(Records excerpted from a collection)
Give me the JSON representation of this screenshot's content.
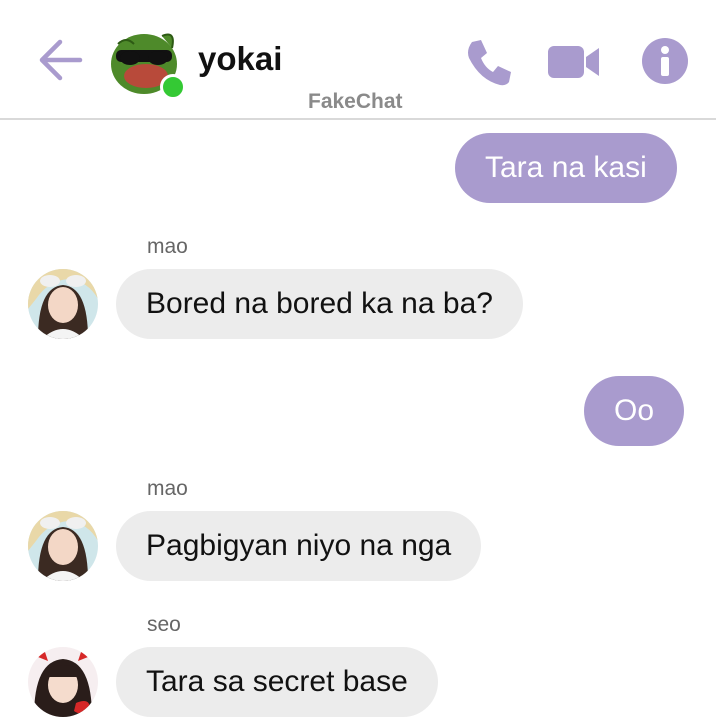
{
  "header": {
    "contact_name": "yokai",
    "watermark": "FakeChat",
    "accent_color": "#a99bce",
    "online_color": "#34c934",
    "icons": [
      "back-arrow-icon",
      "phone-icon",
      "video-camera-icon",
      "info-icon"
    ]
  },
  "messages": [
    {
      "direction": "outgoing",
      "text": "Tara na kasi"
    },
    {
      "direction": "incoming",
      "sender": "mao",
      "text": "Bored na bored ka na ba?"
    },
    {
      "direction": "outgoing",
      "text": "Oo"
    },
    {
      "direction": "incoming",
      "sender": "mao",
      "text": "Pagbigyan niyo na nga"
    },
    {
      "direction": "incoming",
      "sender": "seo",
      "text": "Tara sa secret base"
    }
  ]
}
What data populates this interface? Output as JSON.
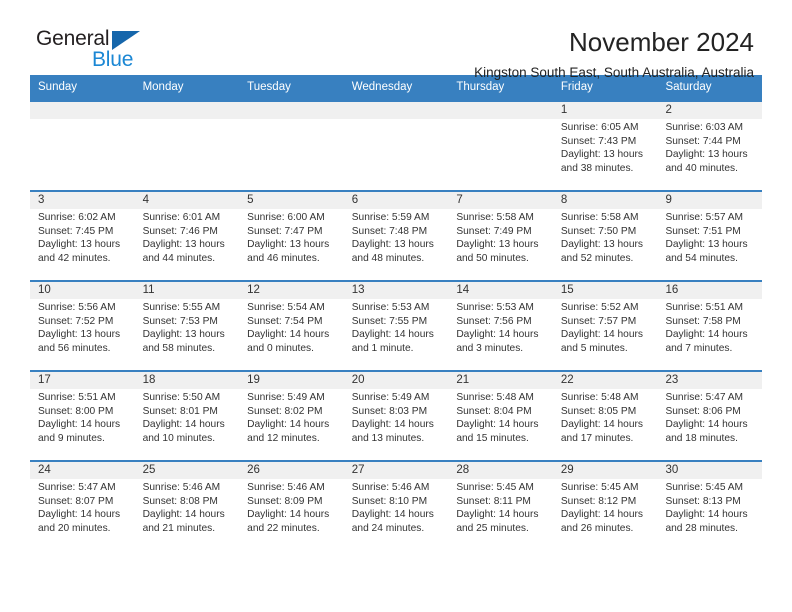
{
  "brand": {
    "name_part1": "General",
    "name_part2": "Blue",
    "triangle_color": "#1666ab",
    "blue_color": "#1b87d4"
  },
  "header": {
    "title": "November 2024",
    "subtitle": "Kingston South East, South Australia, Australia"
  },
  "theme": {
    "header_blue": "#3880c0",
    "daynum_band": "#f0f0f0",
    "text": "#333333"
  },
  "calendar": {
    "weekdays": [
      "Sunday",
      "Monday",
      "Tuesday",
      "Wednesday",
      "Thursday",
      "Friday",
      "Saturday"
    ],
    "weeks": [
      [
        {
          "day": "",
          "sunrise": "",
          "sunset": "",
          "daylight": ""
        },
        {
          "day": "",
          "sunrise": "",
          "sunset": "",
          "daylight": ""
        },
        {
          "day": "",
          "sunrise": "",
          "sunset": "",
          "daylight": ""
        },
        {
          "day": "",
          "sunrise": "",
          "sunset": "",
          "daylight": ""
        },
        {
          "day": "",
          "sunrise": "",
          "sunset": "",
          "daylight": ""
        },
        {
          "day": "1",
          "sunrise": "Sunrise: 6:05 AM",
          "sunset": "Sunset: 7:43 PM",
          "daylight": "Daylight: 13 hours and 38 minutes."
        },
        {
          "day": "2",
          "sunrise": "Sunrise: 6:03 AM",
          "sunset": "Sunset: 7:44 PM",
          "daylight": "Daylight: 13 hours and 40 minutes."
        }
      ],
      [
        {
          "day": "3",
          "sunrise": "Sunrise: 6:02 AM",
          "sunset": "Sunset: 7:45 PM",
          "daylight": "Daylight: 13 hours and 42 minutes."
        },
        {
          "day": "4",
          "sunrise": "Sunrise: 6:01 AM",
          "sunset": "Sunset: 7:46 PM",
          "daylight": "Daylight: 13 hours and 44 minutes."
        },
        {
          "day": "5",
          "sunrise": "Sunrise: 6:00 AM",
          "sunset": "Sunset: 7:47 PM",
          "daylight": "Daylight: 13 hours and 46 minutes."
        },
        {
          "day": "6",
          "sunrise": "Sunrise: 5:59 AM",
          "sunset": "Sunset: 7:48 PM",
          "daylight": "Daylight: 13 hours and 48 minutes."
        },
        {
          "day": "7",
          "sunrise": "Sunrise: 5:58 AM",
          "sunset": "Sunset: 7:49 PM",
          "daylight": "Daylight: 13 hours and 50 minutes."
        },
        {
          "day": "8",
          "sunrise": "Sunrise: 5:58 AM",
          "sunset": "Sunset: 7:50 PM",
          "daylight": "Daylight: 13 hours and 52 minutes."
        },
        {
          "day": "9",
          "sunrise": "Sunrise: 5:57 AM",
          "sunset": "Sunset: 7:51 PM",
          "daylight": "Daylight: 13 hours and 54 minutes."
        }
      ],
      [
        {
          "day": "10",
          "sunrise": "Sunrise: 5:56 AM",
          "sunset": "Sunset: 7:52 PM",
          "daylight": "Daylight: 13 hours and 56 minutes."
        },
        {
          "day": "11",
          "sunrise": "Sunrise: 5:55 AM",
          "sunset": "Sunset: 7:53 PM",
          "daylight": "Daylight: 13 hours and 58 minutes."
        },
        {
          "day": "12",
          "sunrise": "Sunrise: 5:54 AM",
          "sunset": "Sunset: 7:54 PM",
          "daylight": "Daylight: 14 hours and 0 minutes."
        },
        {
          "day": "13",
          "sunrise": "Sunrise: 5:53 AM",
          "sunset": "Sunset: 7:55 PM",
          "daylight": "Daylight: 14 hours and 1 minute."
        },
        {
          "day": "14",
          "sunrise": "Sunrise: 5:53 AM",
          "sunset": "Sunset: 7:56 PM",
          "daylight": "Daylight: 14 hours and 3 minutes."
        },
        {
          "day": "15",
          "sunrise": "Sunrise: 5:52 AM",
          "sunset": "Sunset: 7:57 PM",
          "daylight": "Daylight: 14 hours and 5 minutes."
        },
        {
          "day": "16",
          "sunrise": "Sunrise: 5:51 AM",
          "sunset": "Sunset: 7:58 PM",
          "daylight": "Daylight: 14 hours and 7 minutes."
        }
      ],
      [
        {
          "day": "17",
          "sunrise": "Sunrise: 5:51 AM",
          "sunset": "Sunset: 8:00 PM",
          "daylight": "Daylight: 14 hours and 9 minutes."
        },
        {
          "day": "18",
          "sunrise": "Sunrise: 5:50 AM",
          "sunset": "Sunset: 8:01 PM",
          "daylight": "Daylight: 14 hours and 10 minutes."
        },
        {
          "day": "19",
          "sunrise": "Sunrise: 5:49 AM",
          "sunset": "Sunset: 8:02 PM",
          "daylight": "Daylight: 14 hours and 12 minutes."
        },
        {
          "day": "20",
          "sunrise": "Sunrise: 5:49 AM",
          "sunset": "Sunset: 8:03 PM",
          "daylight": "Daylight: 14 hours and 13 minutes."
        },
        {
          "day": "21",
          "sunrise": "Sunrise: 5:48 AM",
          "sunset": "Sunset: 8:04 PM",
          "daylight": "Daylight: 14 hours and 15 minutes."
        },
        {
          "day": "22",
          "sunrise": "Sunrise: 5:48 AM",
          "sunset": "Sunset: 8:05 PM",
          "daylight": "Daylight: 14 hours and 17 minutes."
        },
        {
          "day": "23",
          "sunrise": "Sunrise: 5:47 AM",
          "sunset": "Sunset: 8:06 PM",
          "daylight": "Daylight: 14 hours and 18 minutes."
        }
      ],
      [
        {
          "day": "24",
          "sunrise": "Sunrise: 5:47 AM",
          "sunset": "Sunset: 8:07 PM",
          "daylight": "Daylight: 14 hours and 20 minutes."
        },
        {
          "day": "25",
          "sunrise": "Sunrise: 5:46 AM",
          "sunset": "Sunset: 8:08 PM",
          "daylight": "Daylight: 14 hours and 21 minutes."
        },
        {
          "day": "26",
          "sunrise": "Sunrise: 5:46 AM",
          "sunset": "Sunset: 8:09 PM",
          "daylight": "Daylight: 14 hours and 22 minutes."
        },
        {
          "day": "27",
          "sunrise": "Sunrise: 5:46 AM",
          "sunset": "Sunset: 8:10 PM",
          "daylight": "Daylight: 14 hours and 24 minutes."
        },
        {
          "day": "28",
          "sunrise": "Sunrise: 5:45 AM",
          "sunset": "Sunset: 8:11 PM",
          "daylight": "Daylight: 14 hours and 25 minutes."
        },
        {
          "day": "29",
          "sunrise": "Sunrise: 5:45 AM",
          "sunset": "Sunset: 8:12 PM",
          "daylight": "Daylight: 14 hours and 26 minutes."
        },
        {
          "day": "30",
          "sunrise": "Sunrise: 5:45 AM",
          "sunset": "Sunset: 8:13 PM",
          "daylight": "Daylight: 14 hours and 28 minutes."
        }
      ]
    ]
  }
}
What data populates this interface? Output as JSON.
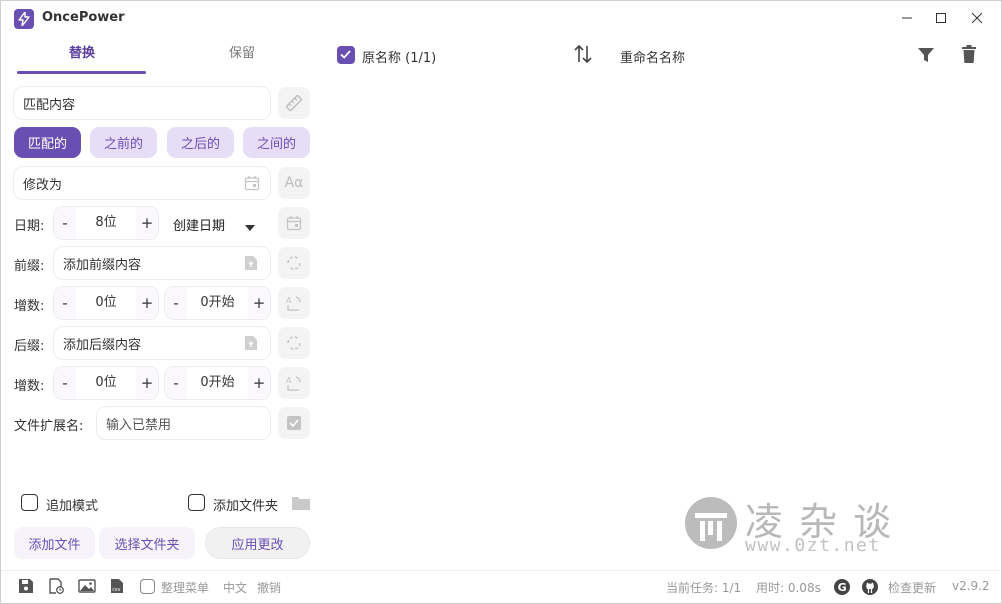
{
  "app": {
    "title": "OncePower"
  },
  "tabs": [
    {
      "label": "替换"
    },
    {
      "label": "保留"
    }
  ],
  "match": {
    "placeholder": "匹配内容"
  },
  "modes": [
    {
      "label": "匹配的",
      "active": true
    },
    {
      "label": "之前的",
      "active": false
    },
    {
      "label": "之后的",
      "active": false
    },
    {
      "label": "之间的",
      "active": false
    }
  ],
  "modify": {
    "placeholder": "修改为"
  },
  "date_row": {
    "label": "日期:",
    "digits": "8位",
    "type": "创建日期"
  },
  "prefix": {
    "label": "前缀:",
    "placeholder": "添加前缀内容"
  },
  "increment1": {
    "label": "增数:",
    "digits": "0位",
    "start": "0开始"
  },
  "suffix": {
    "label": "后缀:",
    "placeholder": "添加后缀内容"
  },
  "increment2": {
    "label": "增数:",
    "digits": "0位",
    "start": "0开始"
  },
  "extension": {
    "label": "文件扩展名:",
    "placeholder": "输入已禁用"
  },
  "options": {
    "append_mode": "追加模式",
    "add_folder": "添加文件夹"
  },
  "buttons": {
    "add_files": "添加文件",
    "select_folder": "选择文件夹",
    "apply": "应用更改"
  },
  "statusbar": {
    "organize_menu": "整理菜单",
    "language": "中文",
    "undo": "撤销",
    "current_task": "当前任务: 1/1",
    "elapsed": "用时: 0.08s",
    "check_update": "检查更新",
    "version": "v2.9.2"
  },
  "list_header": {
    "original_name": "原名称 (1/1)",
    "renamed_name": "重命名名称"
  },
  "watermark": {
    "chars": "凌 杂 谈",
    "url": "www.0zt.net"
  },
  "colors": {
    "accent": "#6a4fb3",
    "accent_light": "#e6def7"
  }
}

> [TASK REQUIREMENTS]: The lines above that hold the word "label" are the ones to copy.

> [ANSWER SPACE]:
      "label": "替换"
      "label": "保留"
      "label": "匹配的",
      "label": "之前的",
      "label": "之后的",
      "label": "之间的",
    "label": "日期:",
    "label": "前缀:",
    "label": "增数:",
    "label": "后缀:",
    "label": "增数:",
    "label": "文件扩展名:",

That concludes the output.